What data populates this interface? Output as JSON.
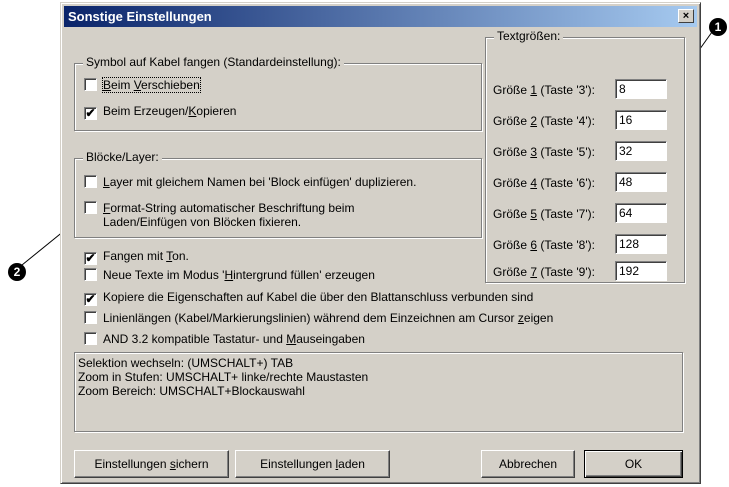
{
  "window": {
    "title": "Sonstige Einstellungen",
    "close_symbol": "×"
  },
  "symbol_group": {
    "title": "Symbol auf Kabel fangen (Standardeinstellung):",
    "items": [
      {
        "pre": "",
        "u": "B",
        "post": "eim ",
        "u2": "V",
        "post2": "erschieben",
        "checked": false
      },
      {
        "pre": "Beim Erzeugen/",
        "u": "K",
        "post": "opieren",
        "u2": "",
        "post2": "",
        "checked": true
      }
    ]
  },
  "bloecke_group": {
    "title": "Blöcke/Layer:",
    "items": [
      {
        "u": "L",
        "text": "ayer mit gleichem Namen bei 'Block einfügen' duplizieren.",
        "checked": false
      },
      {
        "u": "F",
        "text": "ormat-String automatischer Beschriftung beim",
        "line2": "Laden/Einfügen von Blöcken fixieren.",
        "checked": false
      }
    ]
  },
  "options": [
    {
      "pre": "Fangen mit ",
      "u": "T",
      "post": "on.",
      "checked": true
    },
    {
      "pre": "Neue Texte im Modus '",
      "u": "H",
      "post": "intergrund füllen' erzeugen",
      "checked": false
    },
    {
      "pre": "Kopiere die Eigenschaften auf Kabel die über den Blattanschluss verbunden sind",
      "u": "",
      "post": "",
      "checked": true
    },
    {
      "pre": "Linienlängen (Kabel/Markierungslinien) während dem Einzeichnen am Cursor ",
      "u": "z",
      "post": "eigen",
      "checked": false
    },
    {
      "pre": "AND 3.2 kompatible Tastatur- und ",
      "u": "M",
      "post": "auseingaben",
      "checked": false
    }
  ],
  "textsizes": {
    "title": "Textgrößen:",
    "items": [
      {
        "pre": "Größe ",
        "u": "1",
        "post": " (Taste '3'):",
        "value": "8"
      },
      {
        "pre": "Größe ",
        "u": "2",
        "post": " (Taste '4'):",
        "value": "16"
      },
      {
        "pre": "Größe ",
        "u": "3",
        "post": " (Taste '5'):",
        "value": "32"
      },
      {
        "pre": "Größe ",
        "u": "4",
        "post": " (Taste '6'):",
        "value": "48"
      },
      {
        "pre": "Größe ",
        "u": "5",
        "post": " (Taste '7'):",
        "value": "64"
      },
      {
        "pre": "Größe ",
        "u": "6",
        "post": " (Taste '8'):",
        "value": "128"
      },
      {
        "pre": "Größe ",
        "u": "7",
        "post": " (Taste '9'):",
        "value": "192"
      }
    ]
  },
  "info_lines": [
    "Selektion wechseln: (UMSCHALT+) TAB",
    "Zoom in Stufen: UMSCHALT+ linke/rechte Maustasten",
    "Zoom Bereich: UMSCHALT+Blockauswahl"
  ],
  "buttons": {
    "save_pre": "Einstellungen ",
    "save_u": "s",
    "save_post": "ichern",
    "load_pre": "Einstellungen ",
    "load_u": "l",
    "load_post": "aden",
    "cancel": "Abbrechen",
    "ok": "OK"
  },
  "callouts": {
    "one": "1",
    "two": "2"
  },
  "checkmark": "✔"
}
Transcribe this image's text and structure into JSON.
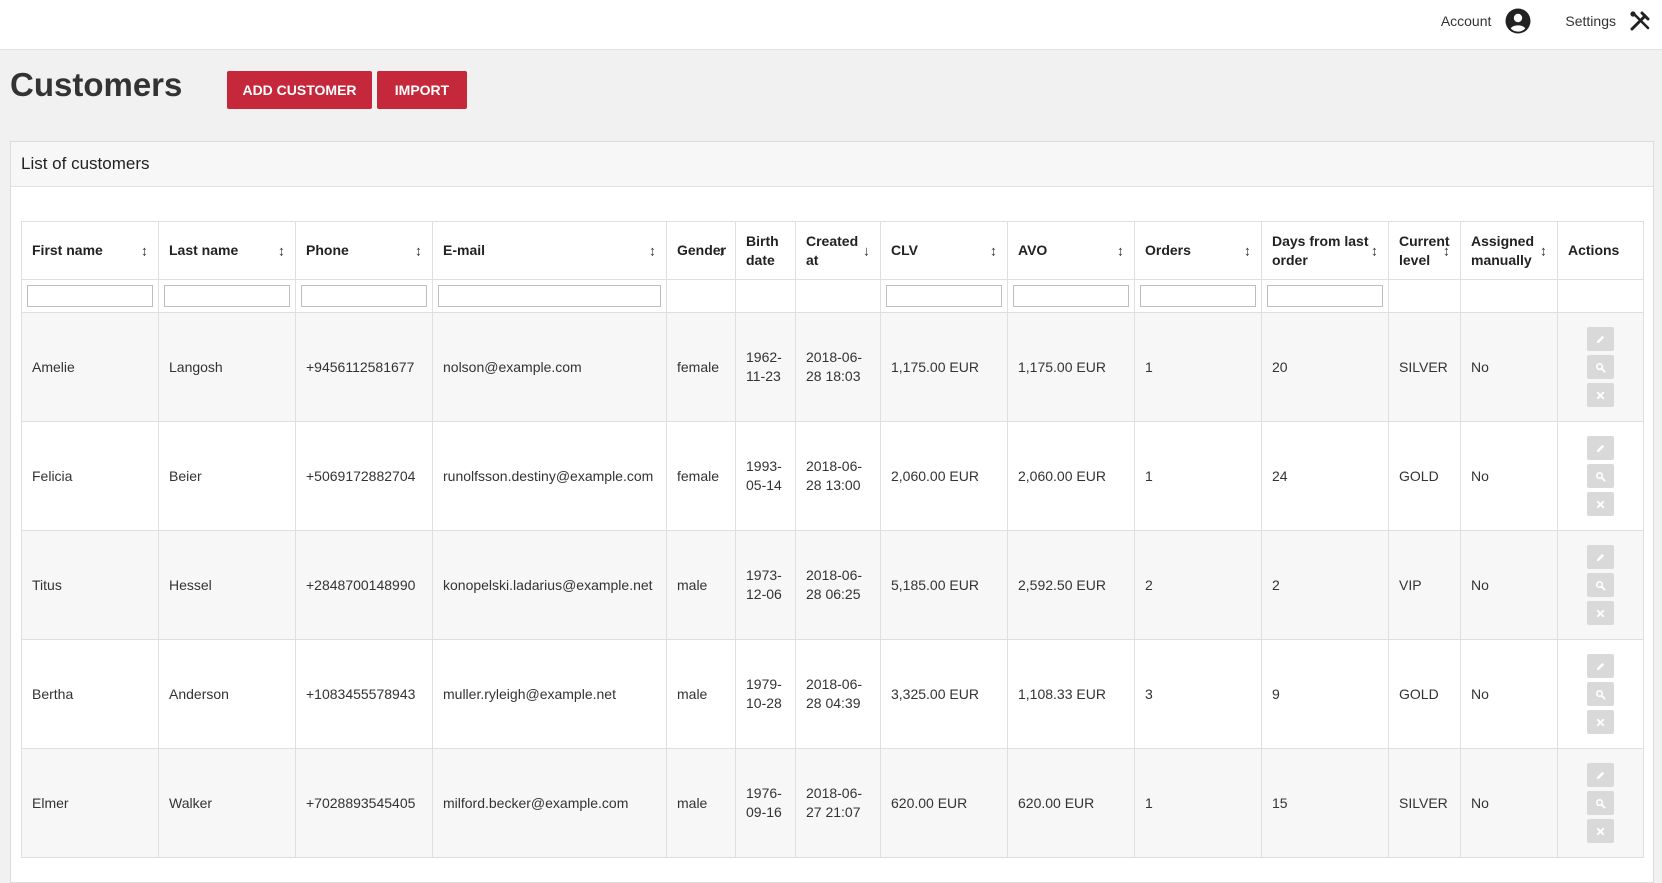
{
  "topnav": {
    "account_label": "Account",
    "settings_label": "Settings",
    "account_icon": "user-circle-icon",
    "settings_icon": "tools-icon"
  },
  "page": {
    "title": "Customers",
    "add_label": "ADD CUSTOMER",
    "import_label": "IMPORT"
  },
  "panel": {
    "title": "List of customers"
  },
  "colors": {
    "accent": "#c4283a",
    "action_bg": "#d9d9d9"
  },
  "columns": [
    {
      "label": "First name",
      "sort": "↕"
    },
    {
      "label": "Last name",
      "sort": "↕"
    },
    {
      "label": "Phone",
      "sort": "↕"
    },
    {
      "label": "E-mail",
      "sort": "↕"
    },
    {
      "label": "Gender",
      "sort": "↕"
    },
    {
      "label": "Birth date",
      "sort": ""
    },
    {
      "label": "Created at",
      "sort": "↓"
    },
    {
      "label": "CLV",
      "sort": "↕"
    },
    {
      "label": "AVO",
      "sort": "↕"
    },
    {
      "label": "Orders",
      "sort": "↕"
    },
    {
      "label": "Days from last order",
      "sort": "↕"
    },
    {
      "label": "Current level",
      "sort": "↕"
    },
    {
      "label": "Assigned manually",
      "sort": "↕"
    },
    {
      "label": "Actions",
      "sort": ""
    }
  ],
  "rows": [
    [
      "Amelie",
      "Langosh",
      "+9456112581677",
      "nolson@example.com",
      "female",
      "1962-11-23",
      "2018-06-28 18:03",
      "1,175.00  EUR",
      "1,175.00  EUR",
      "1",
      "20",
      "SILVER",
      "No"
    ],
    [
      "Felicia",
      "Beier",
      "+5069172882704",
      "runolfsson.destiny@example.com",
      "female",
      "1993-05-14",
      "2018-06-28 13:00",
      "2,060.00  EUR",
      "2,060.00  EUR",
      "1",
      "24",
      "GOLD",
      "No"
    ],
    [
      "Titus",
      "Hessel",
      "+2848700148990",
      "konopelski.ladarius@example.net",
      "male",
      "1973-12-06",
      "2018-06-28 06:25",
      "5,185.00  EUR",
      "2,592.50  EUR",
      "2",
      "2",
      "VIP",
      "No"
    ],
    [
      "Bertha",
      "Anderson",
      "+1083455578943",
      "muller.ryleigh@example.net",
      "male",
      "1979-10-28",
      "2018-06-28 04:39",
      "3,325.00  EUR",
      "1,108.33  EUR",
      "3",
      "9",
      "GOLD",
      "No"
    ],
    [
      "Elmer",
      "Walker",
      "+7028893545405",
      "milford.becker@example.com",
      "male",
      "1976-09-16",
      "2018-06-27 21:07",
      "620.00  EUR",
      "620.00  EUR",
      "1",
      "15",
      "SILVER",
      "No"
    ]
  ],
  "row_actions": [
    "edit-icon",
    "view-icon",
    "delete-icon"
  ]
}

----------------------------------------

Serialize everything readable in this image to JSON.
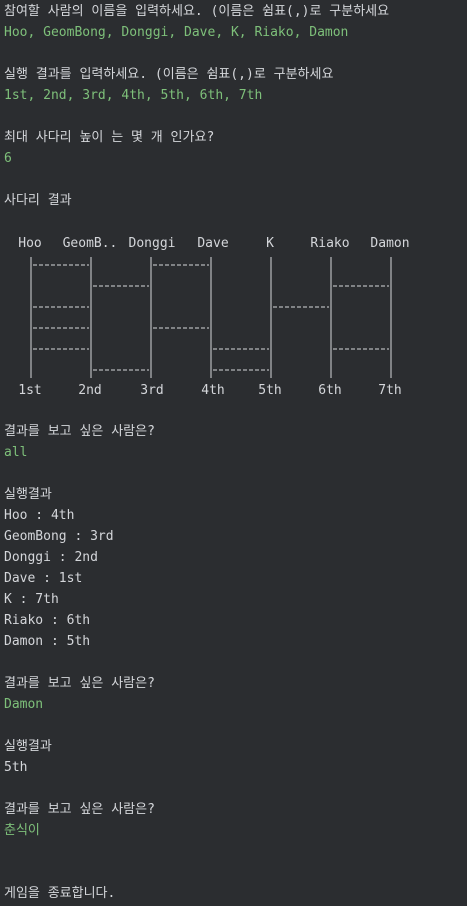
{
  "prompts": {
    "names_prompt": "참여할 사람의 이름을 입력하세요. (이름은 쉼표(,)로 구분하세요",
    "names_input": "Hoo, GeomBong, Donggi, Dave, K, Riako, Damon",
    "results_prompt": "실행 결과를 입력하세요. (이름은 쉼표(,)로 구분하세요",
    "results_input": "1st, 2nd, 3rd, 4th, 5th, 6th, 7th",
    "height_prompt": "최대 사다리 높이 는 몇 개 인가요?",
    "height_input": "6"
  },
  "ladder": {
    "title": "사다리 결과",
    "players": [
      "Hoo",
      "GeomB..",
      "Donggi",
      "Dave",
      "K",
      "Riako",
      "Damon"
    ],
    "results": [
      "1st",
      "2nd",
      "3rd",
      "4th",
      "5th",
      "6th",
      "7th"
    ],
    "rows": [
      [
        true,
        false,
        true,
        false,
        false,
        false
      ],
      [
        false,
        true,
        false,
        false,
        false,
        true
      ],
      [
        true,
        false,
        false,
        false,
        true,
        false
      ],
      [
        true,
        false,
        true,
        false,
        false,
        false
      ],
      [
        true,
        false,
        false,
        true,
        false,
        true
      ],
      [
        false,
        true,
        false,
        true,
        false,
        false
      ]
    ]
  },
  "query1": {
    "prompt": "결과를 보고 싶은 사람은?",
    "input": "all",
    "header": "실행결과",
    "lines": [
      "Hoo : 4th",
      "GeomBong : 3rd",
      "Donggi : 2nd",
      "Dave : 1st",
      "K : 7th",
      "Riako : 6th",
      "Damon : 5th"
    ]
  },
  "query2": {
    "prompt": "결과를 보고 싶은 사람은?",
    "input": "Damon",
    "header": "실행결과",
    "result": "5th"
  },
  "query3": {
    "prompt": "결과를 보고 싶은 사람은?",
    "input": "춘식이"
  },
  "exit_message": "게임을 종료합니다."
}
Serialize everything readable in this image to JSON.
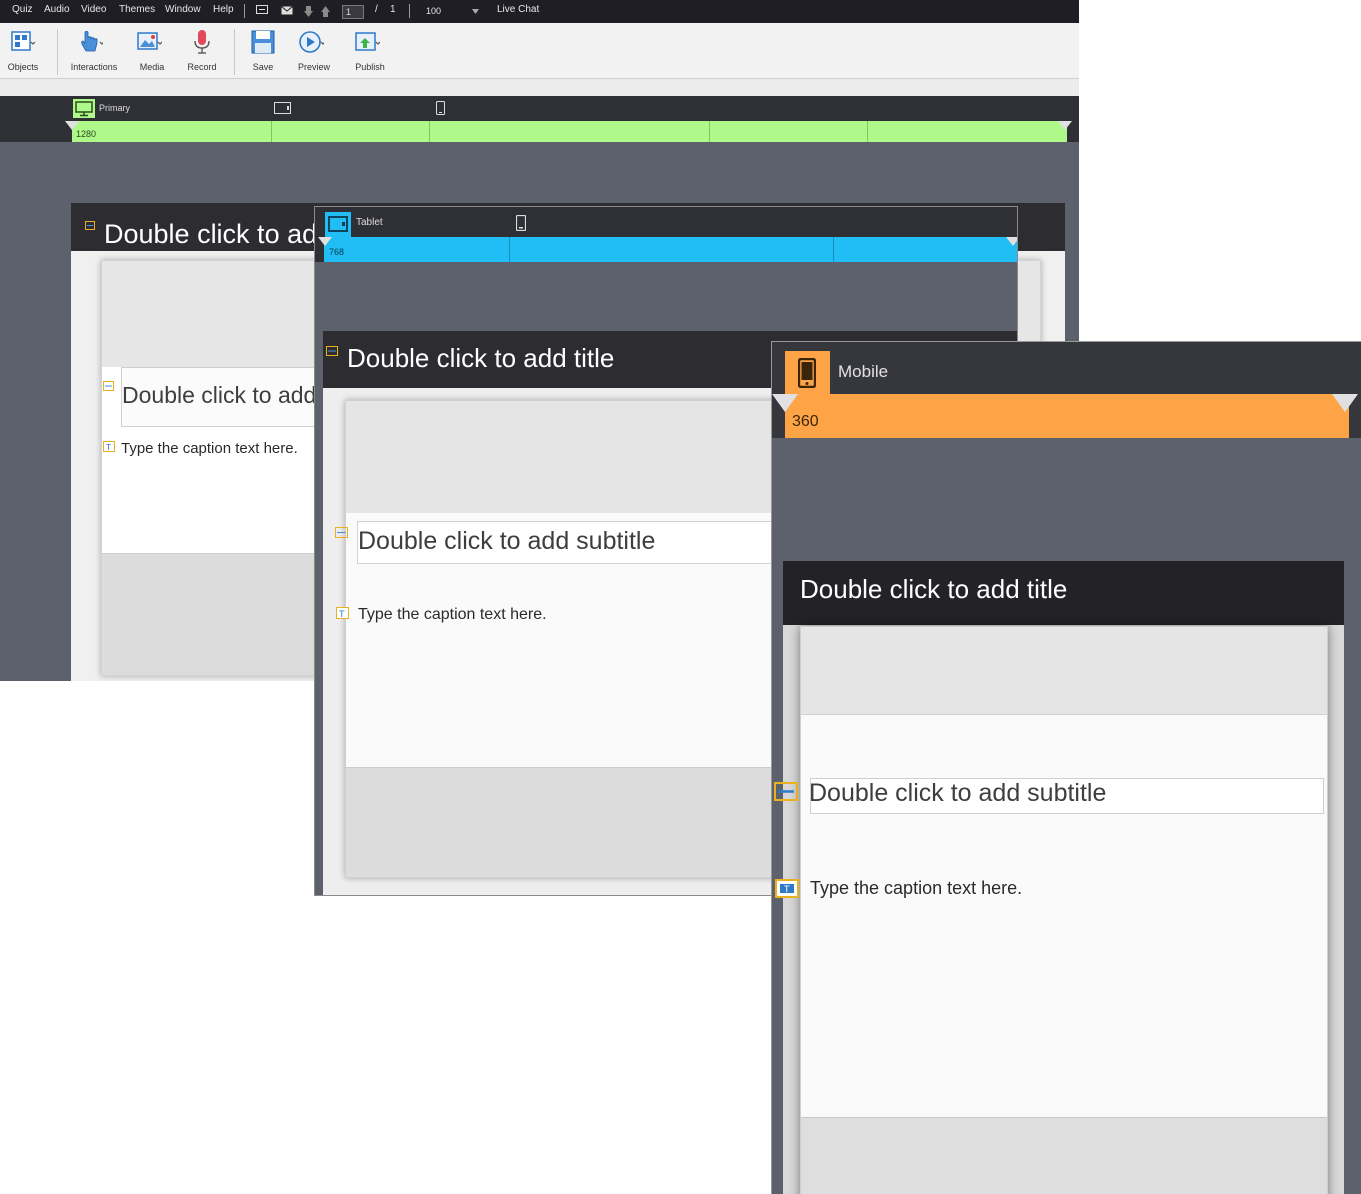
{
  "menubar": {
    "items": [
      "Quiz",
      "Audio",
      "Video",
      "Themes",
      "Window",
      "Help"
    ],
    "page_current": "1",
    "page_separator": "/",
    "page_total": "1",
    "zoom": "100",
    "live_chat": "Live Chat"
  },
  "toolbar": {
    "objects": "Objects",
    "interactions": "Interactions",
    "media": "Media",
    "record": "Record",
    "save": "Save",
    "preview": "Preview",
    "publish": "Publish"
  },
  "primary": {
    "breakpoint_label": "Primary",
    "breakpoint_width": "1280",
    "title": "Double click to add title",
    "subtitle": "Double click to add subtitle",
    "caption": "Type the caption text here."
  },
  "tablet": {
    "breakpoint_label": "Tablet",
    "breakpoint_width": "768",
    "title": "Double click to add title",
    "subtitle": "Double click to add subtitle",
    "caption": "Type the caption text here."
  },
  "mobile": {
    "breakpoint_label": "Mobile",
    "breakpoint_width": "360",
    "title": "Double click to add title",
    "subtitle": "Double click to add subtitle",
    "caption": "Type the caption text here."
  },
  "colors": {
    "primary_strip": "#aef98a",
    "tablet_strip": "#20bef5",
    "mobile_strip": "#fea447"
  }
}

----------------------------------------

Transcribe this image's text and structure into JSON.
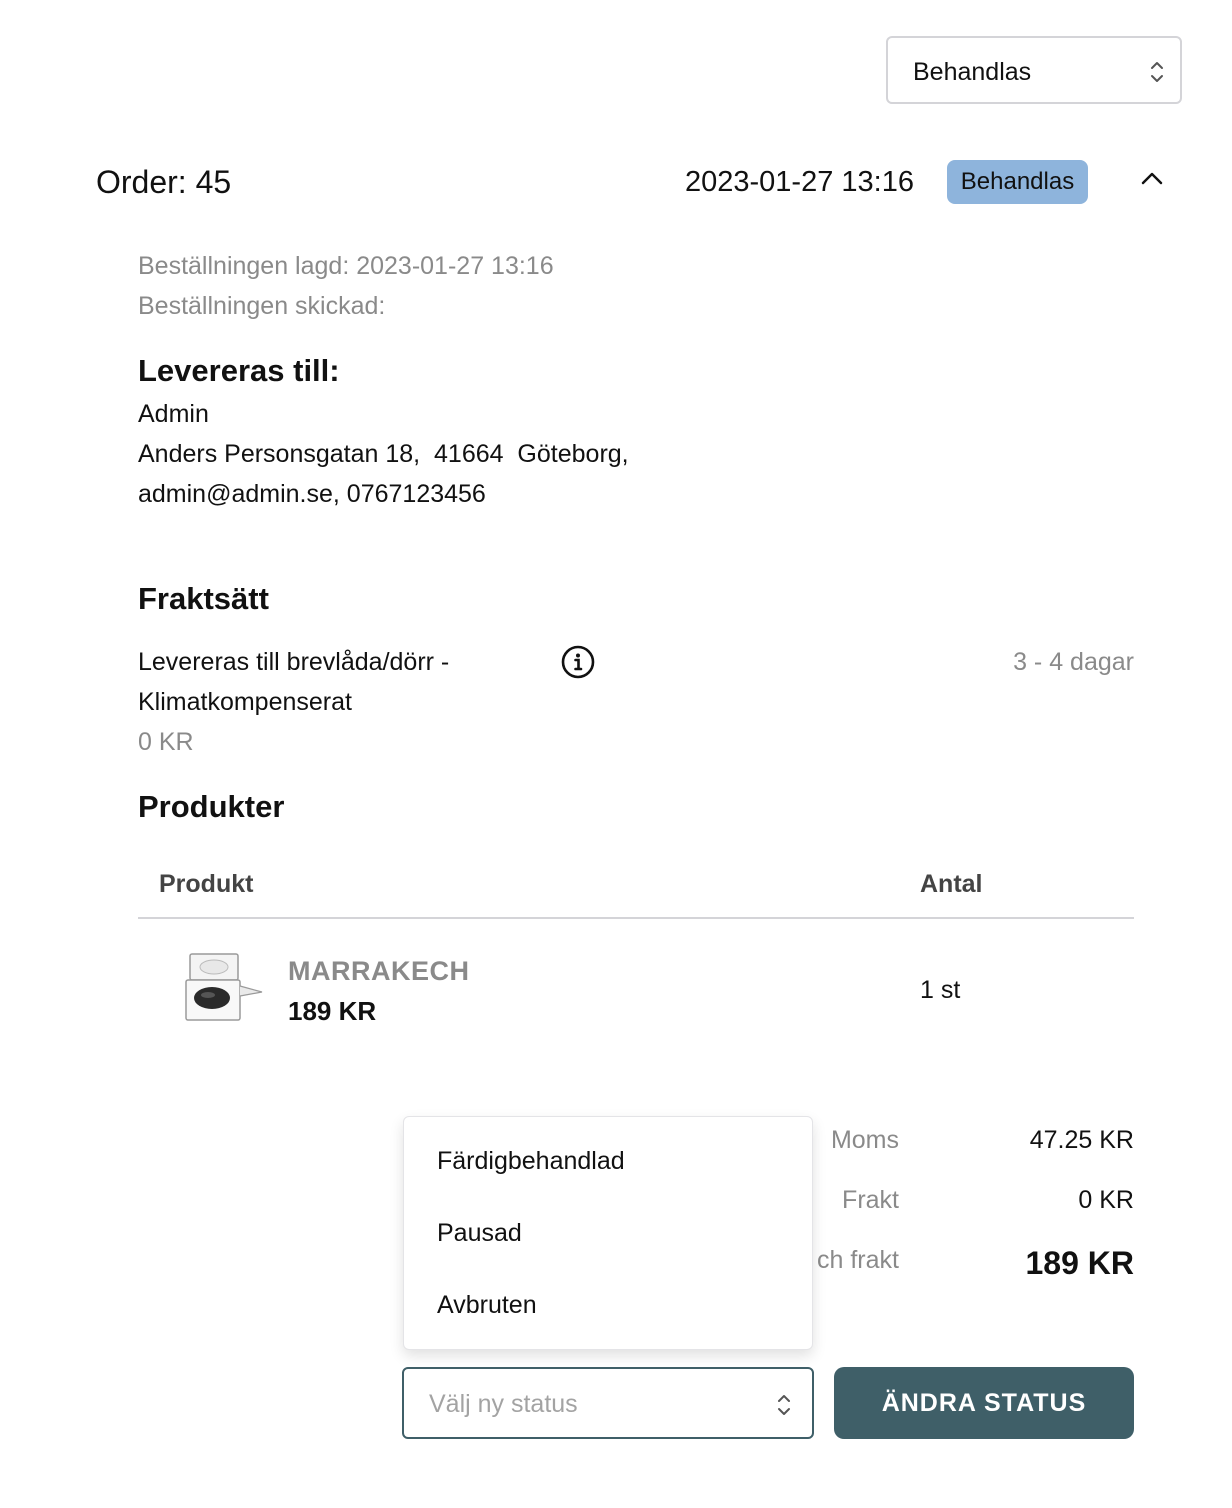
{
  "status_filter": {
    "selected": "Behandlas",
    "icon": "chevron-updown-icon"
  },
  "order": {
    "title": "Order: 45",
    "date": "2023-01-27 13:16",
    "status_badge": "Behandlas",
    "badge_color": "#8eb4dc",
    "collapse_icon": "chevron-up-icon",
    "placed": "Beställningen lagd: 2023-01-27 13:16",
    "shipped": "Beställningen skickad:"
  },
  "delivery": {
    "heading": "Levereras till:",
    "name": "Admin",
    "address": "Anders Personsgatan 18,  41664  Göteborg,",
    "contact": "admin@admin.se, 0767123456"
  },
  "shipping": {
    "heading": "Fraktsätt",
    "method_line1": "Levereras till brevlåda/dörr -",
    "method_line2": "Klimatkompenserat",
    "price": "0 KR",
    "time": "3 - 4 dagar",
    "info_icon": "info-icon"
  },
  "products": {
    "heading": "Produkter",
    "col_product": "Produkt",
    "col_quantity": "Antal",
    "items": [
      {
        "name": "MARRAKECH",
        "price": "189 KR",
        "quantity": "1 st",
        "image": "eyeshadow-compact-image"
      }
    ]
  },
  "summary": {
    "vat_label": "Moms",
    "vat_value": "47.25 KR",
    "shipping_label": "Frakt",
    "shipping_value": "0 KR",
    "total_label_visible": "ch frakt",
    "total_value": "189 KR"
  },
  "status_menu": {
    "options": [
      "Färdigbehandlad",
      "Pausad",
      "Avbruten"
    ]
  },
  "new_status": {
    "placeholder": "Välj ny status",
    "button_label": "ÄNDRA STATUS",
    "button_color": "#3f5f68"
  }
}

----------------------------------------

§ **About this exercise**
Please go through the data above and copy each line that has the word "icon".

§ **Your response**
    "account_icon": "user-circle-icon",
    "settings_icon": "tools-icon"
    "edit-icon",
    "view-icon",
    "delete-icon"
    "icon": "chevron-updown-icon"
    "collapse_icon": "chevron-up-icon",
    "info_icon": "info-icon"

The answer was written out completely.